Mary Jane Pope was born November 4th, 1856 in Cornwall, England.  She married John Henry Laity, son of Thomas and Honor Rogers, on November 2nd, 1878 in Denver, Colorado.  Later, they moved to Maple Ridge with their friends, the Hamptons, and established farms here.

Constable Edmund Pope on his horse in the 1890’s

Edmund Pope was Mary Jane’s younger brother by a decade.  He appears to have been a lively scallywag who, despite having a wife and two children, managed to get himself into sufficient difficulty with the law that he had to leave England for Canada just ahead of being arrested.  He got into further scrapes in eastern Canada before appealing to his older sister and her family for aid.  They sent him enough to travel to Maple Ridge where they helped him get established.

He purchased some property just east of the Anglican Church – St. John the Divine – on River Road and sent for his wife and children.

In the New Westminster Columbian of October 23, 1888, it was reported that there had been a successful fund-raising “entertainment” at the Maple Ridge School.  Mr. Pope was apparently an enthusiastic entertainer:

Edith Pope cultivating her garden. Early 1900’s.

“The next was a solo, “The man behind the plough.” by Mr. Edmund Pope, who was encored;  he sang a parody on “Grandfather’s clock” which took the house by storm.” 

Further reports indicate that he was much valued as a baritone voice in all sorts of community entertainments.

Given his earlier brushes with the law, it is somewhat ironic that he became Maple Ridge’s first policeman.  He did his rounds on horseback.  In 1896, he was made superintendant of the cemetery and remained in that position for more than 40 years.

Edith and George Wesley Donohoe circa 1910.
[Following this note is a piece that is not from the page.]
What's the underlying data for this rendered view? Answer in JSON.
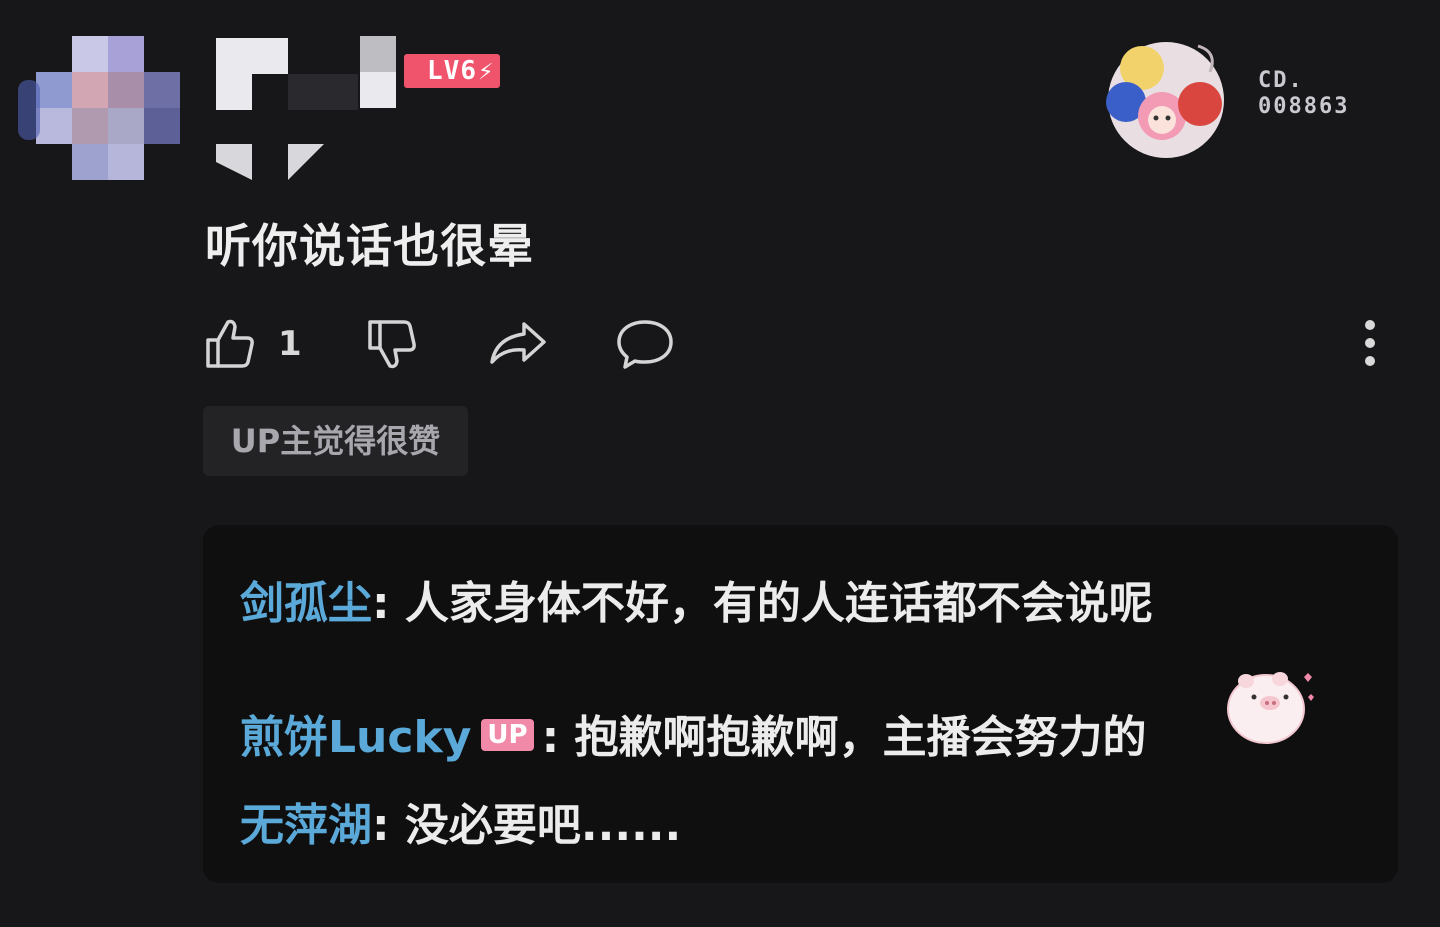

His daughter Edith married George Donahoe and the younger couple stayed on in the family home with her father until he passed away in 1944.  She was very involved with the Anglican Church that was right next door and when she passed away, she left the family farm to the church.  It was that addition of property that allowed St. John the Divine to be moved back from the edge of Laity Street to where it sits today.